Kevin has gone low in a couple of races. "You just have to slow down so you can get your digestive system working again," he says. "All the blood is working somewhere else, so your digestive system slows down and you can't absorb those calories. You really have to just wait it out until you start feeling better. It's disappointing when it happens because you have these lofty goals, but you just have to readjust and go from there."
Speaking to budding athletes with diabetes, Kevin says, "It's not easy for us to compete, but we don't have to settle for just being a participant. You can be competitive at whatever you try. I haven't won any races, but that has nothing to do with my diabetes. Diabetes forces us to jump over certain hurdles, but it's not a limiting factor. Look at Adam Morrison, who's a rookie in the NBA now. He's competing at the highest level." (See our article "Adam Morrison Above the Rim With Basketball and Diabetes Control", December 2006.)

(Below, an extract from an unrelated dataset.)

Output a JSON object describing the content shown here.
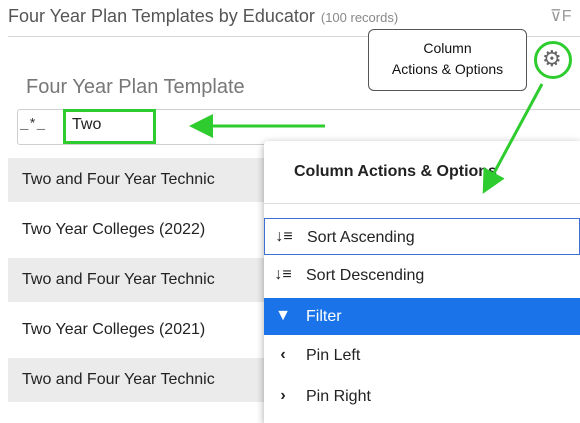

"Diabetes has shown me and my children that you don't have to let things hold you down," Kevin adds. "I've been able to push beyond what some people would call limits. My kids hear it, they see it, and I think they're pretty proud of me. I would like to be able to be healthy until the day I die. I want to be able to go for a run every day. I've talked to people in their late seventies and eighties in marathons, and I just hope that's me."
Jun 28, 2007
Diabetes Health is the essential resource for people living with diabetes- both newly diagnosed and experienced as well as the professionals who care for them. We provide balanced expert news and information on living healthfully with diabetes. Each issue includes cutting-edge editorial coverage of new products, research, treatment options, and meaningful lifestyle issues.